I know people who have already been evicted for making a ruckus in the hallway. I can’t let that happen to me and Father. I doubt he’s allowed to leave me alone here anyway. This is the only apartment we can afford, we spent all our savings on stupid medical bills.
The footsteps recede and I relax a little.
“I’m hungry,” I whisper to myself.
I’ve always had a bad habit of speaking to myself. Before, I would always talk to my Mom. But now, I like to imagine she’s always with me, in the same room, talking back to me.
I step off of the window sill and make my way to the kitchen. It’s a small sink and a microwave. My Father has set up a pile of blankets in the corner he sleeps on. We usually take turns, one person sleeps in the kitchen, the other person sleeps on the couch. The couch isn’t as comfy as you might think. The springs are broken and it’s like sleeping on concrete, the couch permanently smells like old lady and cheap perfume. The owners rented this room for cheap because there’s no oven or hot water. My bare feet are cold against the tiles. Each step sends spikes of cold up the palms of my feet.

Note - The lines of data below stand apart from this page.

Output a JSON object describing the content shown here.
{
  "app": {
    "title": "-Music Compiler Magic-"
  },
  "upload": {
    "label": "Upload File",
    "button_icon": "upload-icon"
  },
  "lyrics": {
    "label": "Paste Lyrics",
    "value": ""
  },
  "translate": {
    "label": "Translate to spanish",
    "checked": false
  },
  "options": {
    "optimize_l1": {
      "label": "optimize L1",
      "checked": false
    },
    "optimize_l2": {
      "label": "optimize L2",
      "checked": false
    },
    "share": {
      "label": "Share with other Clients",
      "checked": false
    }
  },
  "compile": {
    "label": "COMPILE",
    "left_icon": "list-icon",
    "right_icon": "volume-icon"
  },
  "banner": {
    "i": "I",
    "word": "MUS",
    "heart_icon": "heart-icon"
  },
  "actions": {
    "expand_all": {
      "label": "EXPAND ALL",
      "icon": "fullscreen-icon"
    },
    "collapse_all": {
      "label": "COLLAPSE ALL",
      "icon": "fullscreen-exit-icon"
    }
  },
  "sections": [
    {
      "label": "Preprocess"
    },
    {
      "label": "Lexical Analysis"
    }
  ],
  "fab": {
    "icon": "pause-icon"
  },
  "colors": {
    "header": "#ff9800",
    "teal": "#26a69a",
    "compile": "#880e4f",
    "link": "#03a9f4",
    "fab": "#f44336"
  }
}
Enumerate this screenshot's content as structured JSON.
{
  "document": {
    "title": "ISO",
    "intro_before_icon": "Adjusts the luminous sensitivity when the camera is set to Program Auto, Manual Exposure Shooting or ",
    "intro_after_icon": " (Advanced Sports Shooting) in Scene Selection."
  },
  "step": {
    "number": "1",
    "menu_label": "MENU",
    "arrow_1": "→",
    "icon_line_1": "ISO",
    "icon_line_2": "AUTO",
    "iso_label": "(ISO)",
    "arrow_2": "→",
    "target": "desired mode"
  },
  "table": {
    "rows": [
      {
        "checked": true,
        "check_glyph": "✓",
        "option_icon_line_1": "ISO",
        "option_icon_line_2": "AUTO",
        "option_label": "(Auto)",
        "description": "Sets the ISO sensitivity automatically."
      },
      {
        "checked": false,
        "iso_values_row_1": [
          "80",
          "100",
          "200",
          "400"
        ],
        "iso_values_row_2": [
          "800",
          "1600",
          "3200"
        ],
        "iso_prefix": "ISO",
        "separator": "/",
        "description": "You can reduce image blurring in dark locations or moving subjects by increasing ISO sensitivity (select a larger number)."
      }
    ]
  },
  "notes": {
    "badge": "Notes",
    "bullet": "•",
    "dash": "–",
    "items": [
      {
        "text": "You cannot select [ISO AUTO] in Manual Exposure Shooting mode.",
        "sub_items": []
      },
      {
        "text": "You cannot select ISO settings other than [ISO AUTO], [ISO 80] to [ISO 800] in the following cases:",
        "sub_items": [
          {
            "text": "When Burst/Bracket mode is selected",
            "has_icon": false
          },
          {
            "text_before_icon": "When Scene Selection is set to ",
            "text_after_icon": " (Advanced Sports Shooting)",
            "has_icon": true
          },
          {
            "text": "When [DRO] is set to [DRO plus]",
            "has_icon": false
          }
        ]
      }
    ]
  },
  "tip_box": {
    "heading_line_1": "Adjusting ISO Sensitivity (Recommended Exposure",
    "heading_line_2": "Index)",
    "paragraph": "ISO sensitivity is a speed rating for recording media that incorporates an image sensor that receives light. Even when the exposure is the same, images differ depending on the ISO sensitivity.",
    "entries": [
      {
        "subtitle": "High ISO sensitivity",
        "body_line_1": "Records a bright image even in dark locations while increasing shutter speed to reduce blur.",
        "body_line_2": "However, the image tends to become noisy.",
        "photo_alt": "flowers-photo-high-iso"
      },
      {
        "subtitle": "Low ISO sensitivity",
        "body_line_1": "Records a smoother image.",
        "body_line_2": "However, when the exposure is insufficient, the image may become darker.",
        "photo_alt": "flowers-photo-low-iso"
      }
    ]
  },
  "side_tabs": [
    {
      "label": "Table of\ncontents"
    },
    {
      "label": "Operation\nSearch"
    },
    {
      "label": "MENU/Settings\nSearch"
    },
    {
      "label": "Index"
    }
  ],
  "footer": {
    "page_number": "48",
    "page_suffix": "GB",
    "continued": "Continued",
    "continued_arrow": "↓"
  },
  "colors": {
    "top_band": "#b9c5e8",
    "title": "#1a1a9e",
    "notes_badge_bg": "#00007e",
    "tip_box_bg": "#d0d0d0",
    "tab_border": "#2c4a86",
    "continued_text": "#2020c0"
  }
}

I know there’s no food here, Father’s paycheck hasn’t come in yet. Even knowing this, I still rummage through the cabinet. It takes about three seconds for me to open the door and stare aimlessly at the empty, dusty space.
The dark cabinet reminded me of the dark night sky. The shiny metal screws reflected off of the dim lights, shining like stars in the sky. My Mom used to tell me stories about stars, planets and The Nebula.
She used to tell me that there were trillions of dead stars in the universe. I didn’t believe her then, but I believe her now.
Then all of a sudden, I’m eight years old again, sitting on the window sill, back in the blue house we used to have…
She said,” If you sing softly enough, the stars could hear you. I used to respond with the same old reply.
“If you sing softly, how will the stars hear you?”
Then she would smile down at me and delicately laugh. “They can hear you, Moondust.”
Mom would gingerly tap my nose with her finger.
“But what if they can’t, even if I’m singing softly?” I asked, leaning forward so my nose could touch the glass.
She merely laughed again. I loved her laugh. It was gentle and made you feel warm and tingly. Sometimes, she laughed enough, she would start making small snorting noises. She would slap her hand on her thigh and her face would turn red.
“The day the stars stop listening, is the day I die.”
She said this with a grin on her face. But somehow I know she was serious.
I knew she meant this as a warning. Even her stormy eyes looked pleading in the moonlight. What I couldn’t understand was why she didn’t tell me straight then and there that day would come so soon. I wish she would have just told me the truth, or that she would just stay quiet and not tell me this at all.
I close the cabinet door and stand up. I feel myself walking towards the sink, towards the window. The glass looks like someone rubbed water all over it.
Out of nowhere, I start humming. I don’t remember all of the words, but I try to hum the beat.
I stare up at the blinking stars.
I wait for the stars to send me a signal. To send me a sign they can hear me.
In the inky canvas, two stars begin to align.
“What?!” I whisper. I blink.
Another star follows the line.
Then… two others move across the sky to the outer edges.
An X. I realize.
“What does it mean?” I ask.
I know the answer, I’ve heard it hundreds of times in Mom’s stories.
“Look for the X, Moondust.”
I stare at the constellation.
The world was about to burn.